** Source material follows **

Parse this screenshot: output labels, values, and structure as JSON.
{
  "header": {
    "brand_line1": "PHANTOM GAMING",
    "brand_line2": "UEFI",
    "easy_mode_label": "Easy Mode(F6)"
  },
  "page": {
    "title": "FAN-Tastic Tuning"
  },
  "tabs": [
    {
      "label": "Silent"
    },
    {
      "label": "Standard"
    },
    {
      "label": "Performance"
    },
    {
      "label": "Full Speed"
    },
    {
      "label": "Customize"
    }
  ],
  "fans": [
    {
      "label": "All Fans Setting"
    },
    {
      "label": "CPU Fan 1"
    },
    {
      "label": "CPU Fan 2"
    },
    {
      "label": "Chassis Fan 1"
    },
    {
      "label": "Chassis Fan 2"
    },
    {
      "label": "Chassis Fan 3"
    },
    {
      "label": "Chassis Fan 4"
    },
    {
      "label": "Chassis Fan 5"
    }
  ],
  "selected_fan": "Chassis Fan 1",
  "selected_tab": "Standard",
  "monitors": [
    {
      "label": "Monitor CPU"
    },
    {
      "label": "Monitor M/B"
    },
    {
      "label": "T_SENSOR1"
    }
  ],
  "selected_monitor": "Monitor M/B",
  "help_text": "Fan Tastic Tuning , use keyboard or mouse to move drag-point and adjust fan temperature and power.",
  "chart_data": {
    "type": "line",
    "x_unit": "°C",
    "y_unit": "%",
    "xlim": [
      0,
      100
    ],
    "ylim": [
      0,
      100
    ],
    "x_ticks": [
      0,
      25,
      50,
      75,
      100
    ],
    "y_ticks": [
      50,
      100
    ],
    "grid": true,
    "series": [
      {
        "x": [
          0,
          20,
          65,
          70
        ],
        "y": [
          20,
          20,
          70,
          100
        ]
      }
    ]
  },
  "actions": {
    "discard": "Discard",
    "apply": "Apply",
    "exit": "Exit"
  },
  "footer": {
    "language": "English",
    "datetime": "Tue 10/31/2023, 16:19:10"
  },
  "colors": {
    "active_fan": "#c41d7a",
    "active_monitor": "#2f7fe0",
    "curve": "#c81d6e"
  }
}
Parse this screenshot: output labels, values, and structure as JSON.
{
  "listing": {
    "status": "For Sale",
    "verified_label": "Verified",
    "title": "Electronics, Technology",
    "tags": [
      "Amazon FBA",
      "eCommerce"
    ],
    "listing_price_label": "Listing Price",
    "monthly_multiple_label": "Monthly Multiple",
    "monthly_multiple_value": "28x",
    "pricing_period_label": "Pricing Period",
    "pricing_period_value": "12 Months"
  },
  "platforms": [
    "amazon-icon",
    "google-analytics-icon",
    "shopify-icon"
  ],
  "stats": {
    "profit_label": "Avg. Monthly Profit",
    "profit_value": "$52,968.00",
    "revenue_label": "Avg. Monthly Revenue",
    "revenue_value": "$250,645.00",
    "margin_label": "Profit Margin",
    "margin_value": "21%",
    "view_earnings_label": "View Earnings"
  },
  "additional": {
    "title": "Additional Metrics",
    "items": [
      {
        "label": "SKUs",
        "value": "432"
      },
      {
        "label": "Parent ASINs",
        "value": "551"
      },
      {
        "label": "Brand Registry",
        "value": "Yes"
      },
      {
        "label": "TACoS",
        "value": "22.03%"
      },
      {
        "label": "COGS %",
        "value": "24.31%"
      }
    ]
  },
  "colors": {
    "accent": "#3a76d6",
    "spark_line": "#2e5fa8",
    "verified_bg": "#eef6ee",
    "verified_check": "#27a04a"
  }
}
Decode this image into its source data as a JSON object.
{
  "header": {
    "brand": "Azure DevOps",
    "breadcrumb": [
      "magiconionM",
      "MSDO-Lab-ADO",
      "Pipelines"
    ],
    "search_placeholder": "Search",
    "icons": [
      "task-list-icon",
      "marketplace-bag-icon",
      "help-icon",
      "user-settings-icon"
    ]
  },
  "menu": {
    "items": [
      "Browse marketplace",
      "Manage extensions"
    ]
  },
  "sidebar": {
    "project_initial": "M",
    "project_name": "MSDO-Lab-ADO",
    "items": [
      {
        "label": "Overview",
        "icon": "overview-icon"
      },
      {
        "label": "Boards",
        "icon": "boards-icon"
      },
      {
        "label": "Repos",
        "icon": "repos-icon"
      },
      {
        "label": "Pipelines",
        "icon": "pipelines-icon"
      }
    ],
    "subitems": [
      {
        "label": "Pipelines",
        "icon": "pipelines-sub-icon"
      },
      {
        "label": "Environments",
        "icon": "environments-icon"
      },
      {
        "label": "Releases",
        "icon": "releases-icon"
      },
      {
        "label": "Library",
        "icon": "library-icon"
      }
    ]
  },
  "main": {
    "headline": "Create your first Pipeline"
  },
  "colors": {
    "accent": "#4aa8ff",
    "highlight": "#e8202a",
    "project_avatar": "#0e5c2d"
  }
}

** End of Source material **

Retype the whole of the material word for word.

» Answer section:
Parse this screenshot: output labels, values, and structure as JSON.
{
  "header": {
    "brand_line1": "PHANTOM GAMING",
    "brand_line2": "UEFI",
    "easy_mode_label": "Easy Mode(F6)"
  },
  "page": {
    "title": "FAN-Tastic Tuning"
  },
  "tabs": [
    {
      "label": "Silent"
    },
    {
      "label": "Standard"
    },
    {
      "label": "Performance"
    },
    {
      "label": "Full Speed"
    },
    {
      "label": "Customize"
    }
  ],
  "fans": [
    {
      "label": "All Fans Setting"
    },
    {
      "label": "CPU Fan 1"
    },
    {
      "label": "CPU Fan 2"
    },
    {
      "label": "Chassis Fan 1"
    },
    {
      "label": "Chassis Fan 2"
    },
    {
      "label": "Chassis Fan 3"
    },
    {
      "label": "Chassis Fan 4"
    },
    {
      "label": "Chassis Fan 5"
    }
  ],
  "selected_fan": "Chassis Fan 1",
  "selected_tab": "Standard",
  "monitors": [
    {
      "label": "Monitor CPU"
    },
    {
      "label": "Monitor M/B"
    },
    {
      "label": "T_SENSOR1"
    }
  ],
  "selected_monitor": "Monitor M/B",
  "help_text": "Fan Tastic Tuning , use keyboard or mouse to move drag-point and adjust fan temperature and power.",
  "chart_data": {
    "type": "line",
    "x_unit": "°C",
    "y_unit": "%",
    "xlim": [
      0,
      100
    ],
    "ylim": [
      0,
      100
    ],
    "x_ticks": [
      0,
      25,
      50,
      75,
      100
    ],
    "y_ticks": [
      50,
      100
    ],
    "grid": true,
    "series": [
      {
        "x": [
          0,
          20,
          65,
          70
        ],
        "y": [
          20,
          20,
          70,
          100
        ]
      }
    ]
  },
  "actions": {
    "discard": "Discard",
    "apply": "Apply",
    "exit": "Exit"
  },
  "footer": {
    "language": "English",
    "datetime": "Tue 10/31/2023, 16:19:10"
  },
  "colors": {
    "active_fan": "#c41d7a",
    "active_monitor": "#2f7fe0",
    "curve": "#c81d6e"
  }
}
Parse this screenshot: output labels, values, and structure as JSON.
{
  "listing": {
    "status": "For Sale",
    "verified_label": "Verified",
    "title": "Electronics, Technology",
    "tags": [
      "Amazon FBA",
      "eCommerce"
    ],
    "listing_price_label": "Listing Price",
    "monthly_multiple_label": "Monthly Multiple",
    "monthly_multiple_value": "28x",
    "pricing_period_label": "Pricing Period",
    "pricing_period_value": "12 Months"
  },
  "platforms": [
    "amazon-icon",
    "google-analytics-icon",
    "shopify-icon"
  ],
  "stats": {
    "profit_label": "Avg. Monthly Profit",
    "profit_value": "$52,968.00",
    "revenue_label": "Avg. Monthly Revenue",
    "revenue_value": "$250,645.00",
    "margin_label": "Profit Margin",
    "margin_value": "21%",
    "view_earnings_label": "View Earnings"
  },
  "additional": {
    "title": "Additional Metrics",
    "items": [
      {
        "label": "SKUs",
        "value": "432"
      },
      {
        "label": "Parent ASINs",
        "value": "551"
      },
      {
        "label": "Brand Registry",
        "value": "Yes"
      },
      {
        "label": "TACoS",
        "value": "22.03%"
      },
      {
        "label": "COGS %",
        "value": "24.31%"
      }
    ]
  },
  "colors": {
    "accent": "#3a76d6",
    "spark_line": "#2e5fa8",
    "verified_bg": "#eef6ee",
    "verified_check": "#27a04a"
  }
}
Decode this image into its source data as a JSON object.
{
  "header": {
    "brand": "Azure DevOps",
    "breadcrumb": [
      "magiconionM",
      "MSDO-Lab-ADO",
      "Pipelines"
    ],
    "search_placeholder": "Search",
    "icons": [
      "task-list-icon",
      "marketplace-bag-icon",
      "help-icon",
      "user-settings-icon"
    ]
  },
  "menu": {
    "items": [
      "Browse marketplace",
      "Manage extensions"
    ]
  },
  "sidebar": {
    "project_initial": "M",
    "project_name": "MSDO-Lab-ADO",
    "items": [
      {
        "label": "Overview",
        "icon": "overview-icon"
      },
      {
        "label": "Boards",
        "icon": "boards-icon"
      },
      {
        "label": "Repos",
        "icon": "repos-icon"
      },
      {
        "label": "Pipelines",
        "icon": "pipelines-icon"
      }
    ],
    "subitems": [
      {
        "label": "Pipelines",
        "icon": "pipelines-sub-icon"
      },
      {
        "label": "Environments",
        "icon": "environments-icon"
      },
      {
        "label": "Releases",
        "icon": "releases-icon"
      },
      {
        "label": "Library",
        "icon": "library-icon"
      }
    ]
  },
  "main": {
    "headline": "Create your first Pipeline"
  },
  "colors": {
    "accent": "#4aa8ff",
    "highlight": "#e8202a",
    "project_avatar": "#0e5c2d"
  }
}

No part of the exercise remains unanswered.